Directed by sound editor Midge Costin, Making Waves: The Art of Cinematic Sound provides a rich overview of motion picture sound, from the era in which sounds were performed in theaters to Dolby Atmos, breaking down in detail the multiple elements that comprise a film’s sonic soundscape. With an extensive list of credits including action pictures like The Rock, Broken Arrow, and Crimson Tide, Costin makes excellent uses of industry contacts from mixers, composers, filmmakers, executives, and stars to provide the kind of broad overview that feels custom-made for the first day of an introduction to sound class.

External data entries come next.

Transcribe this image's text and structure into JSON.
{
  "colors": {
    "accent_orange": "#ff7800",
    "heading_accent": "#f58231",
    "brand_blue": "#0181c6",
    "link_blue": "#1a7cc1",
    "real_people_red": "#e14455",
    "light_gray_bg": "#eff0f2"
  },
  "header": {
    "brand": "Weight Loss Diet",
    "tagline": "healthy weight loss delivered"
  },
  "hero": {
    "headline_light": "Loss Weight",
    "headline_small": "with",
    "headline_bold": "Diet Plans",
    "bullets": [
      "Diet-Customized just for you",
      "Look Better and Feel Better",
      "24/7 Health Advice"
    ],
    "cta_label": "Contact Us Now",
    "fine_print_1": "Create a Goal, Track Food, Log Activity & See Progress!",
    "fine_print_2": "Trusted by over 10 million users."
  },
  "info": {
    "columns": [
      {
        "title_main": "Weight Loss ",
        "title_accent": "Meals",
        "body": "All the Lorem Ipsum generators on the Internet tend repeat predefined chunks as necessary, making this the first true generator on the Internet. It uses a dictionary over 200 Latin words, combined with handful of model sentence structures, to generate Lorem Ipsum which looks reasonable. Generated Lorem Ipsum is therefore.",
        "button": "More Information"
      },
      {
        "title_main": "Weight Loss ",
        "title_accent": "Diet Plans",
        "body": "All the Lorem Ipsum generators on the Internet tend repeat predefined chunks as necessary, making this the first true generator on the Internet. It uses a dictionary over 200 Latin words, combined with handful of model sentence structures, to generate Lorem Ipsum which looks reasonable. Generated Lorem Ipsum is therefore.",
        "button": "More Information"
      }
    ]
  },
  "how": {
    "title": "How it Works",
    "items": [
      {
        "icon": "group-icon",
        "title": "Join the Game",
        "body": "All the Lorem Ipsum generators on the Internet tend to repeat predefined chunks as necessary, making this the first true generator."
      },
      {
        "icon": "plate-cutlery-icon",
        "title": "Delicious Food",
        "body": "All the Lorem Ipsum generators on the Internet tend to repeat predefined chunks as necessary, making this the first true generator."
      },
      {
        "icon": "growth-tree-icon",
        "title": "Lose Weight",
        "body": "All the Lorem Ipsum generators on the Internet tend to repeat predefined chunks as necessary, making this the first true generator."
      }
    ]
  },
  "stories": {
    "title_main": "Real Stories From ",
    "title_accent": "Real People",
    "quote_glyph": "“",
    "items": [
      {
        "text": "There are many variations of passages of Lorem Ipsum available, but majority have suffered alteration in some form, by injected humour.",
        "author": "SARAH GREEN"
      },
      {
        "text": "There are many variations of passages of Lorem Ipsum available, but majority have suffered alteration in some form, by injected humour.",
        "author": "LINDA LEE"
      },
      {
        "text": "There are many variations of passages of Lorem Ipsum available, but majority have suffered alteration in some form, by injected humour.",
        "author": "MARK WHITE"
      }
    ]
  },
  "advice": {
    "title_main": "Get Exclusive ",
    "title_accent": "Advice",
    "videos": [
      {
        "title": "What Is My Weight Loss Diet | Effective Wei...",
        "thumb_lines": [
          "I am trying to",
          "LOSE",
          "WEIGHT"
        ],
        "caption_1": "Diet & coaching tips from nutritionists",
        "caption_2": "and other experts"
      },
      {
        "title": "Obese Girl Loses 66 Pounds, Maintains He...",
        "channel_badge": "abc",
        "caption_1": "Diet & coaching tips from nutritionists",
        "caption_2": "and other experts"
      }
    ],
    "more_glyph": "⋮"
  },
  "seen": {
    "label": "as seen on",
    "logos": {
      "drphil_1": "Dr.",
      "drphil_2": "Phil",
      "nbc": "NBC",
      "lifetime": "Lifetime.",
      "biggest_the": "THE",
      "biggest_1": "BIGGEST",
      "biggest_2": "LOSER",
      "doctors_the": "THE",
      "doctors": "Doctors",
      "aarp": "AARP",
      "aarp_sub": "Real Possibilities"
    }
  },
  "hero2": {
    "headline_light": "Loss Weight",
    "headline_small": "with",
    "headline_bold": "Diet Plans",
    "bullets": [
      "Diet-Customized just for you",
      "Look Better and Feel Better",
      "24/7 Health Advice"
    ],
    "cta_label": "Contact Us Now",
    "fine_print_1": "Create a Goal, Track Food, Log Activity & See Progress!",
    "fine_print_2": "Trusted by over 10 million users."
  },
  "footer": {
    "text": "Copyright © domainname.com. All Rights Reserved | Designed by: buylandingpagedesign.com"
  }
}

The film largely proceeds with a basic chronology of sound as the practice evolves over some 90 years with Warner Brothers’ Vitascope taking the first step with The Jazz Singer. The art and practice of sound design, is credited to Murray Spivack who, while working on 1933’s King Kong, conceived of a whole new roar for Kong, combining a tiger growl and a lion’s roar rather than use studios stock effects. The next revolution in sound recording the film chronicles is the complexity of Orson Welles’ Citizen Kane, disrupting a music-focused landscape with a complexity of layers of dialogue that would continue to evolve decades later with Robert Altman’s Nashville.

Cinematic sound lags behind stereo sound recordings in the music industry much to the lament of the great Walter Murch, who serves as one of our tour guides though this sonic landscape. It’s not until Dolby’s multitrack technology that complex space can be created, a practice embraced by a new wave of American filmmakers including American Zoetrope founders George Lucas and Francis Ford Coppola along with Frank Pierson’s A Star is Born in 1976. Sound was so vital that star Barbra Streisand agrees to cover $1 million in overtime to properly mix the picture to her standards, money well spent as the film advanced the medium.

The latter half of Making Waves brings the instruments into focus, providing a technical overview of how layers–including production dialogue, ADR, foley effects, and stock sounds–are mixed and remixed by skilled artists complimenting and supplementing the picture. We’re also introduced to the artists behind the mixes as they share their work in both the field and studio, making, for instance, the jets of Top Gun sound much cooler than they do in the real world.

Making Waves reminds me very much of an exhibit on the art of moviemaking that one might find at a studio theme park like Universal. It demystifies an important part of movie magic with a diverse group of veterans of the craft, many who got their start as an apprentice for the best in the industry.

Well assembled, the film is similar to Matt Schrader’s Score: The Film Music Documentary and Wendy Apple’s The Cutting Edge: The Magic of Movie Editing, providing a exhaustive history of the medium right before our ears and eyes, jumping quickly from decade to decade and bringing it all together as a comprehensive cinematic dissertation of aural complexity. As George Lucas said, ‘The sound and music are 50% of the entertainment in a movie,” and here’s a documentary that does justice to the craft.

Making Waves: The Art of Cinematic Sound screened at the Tribeca Film Festival and opens on October 25.

Grade: B+

No more articles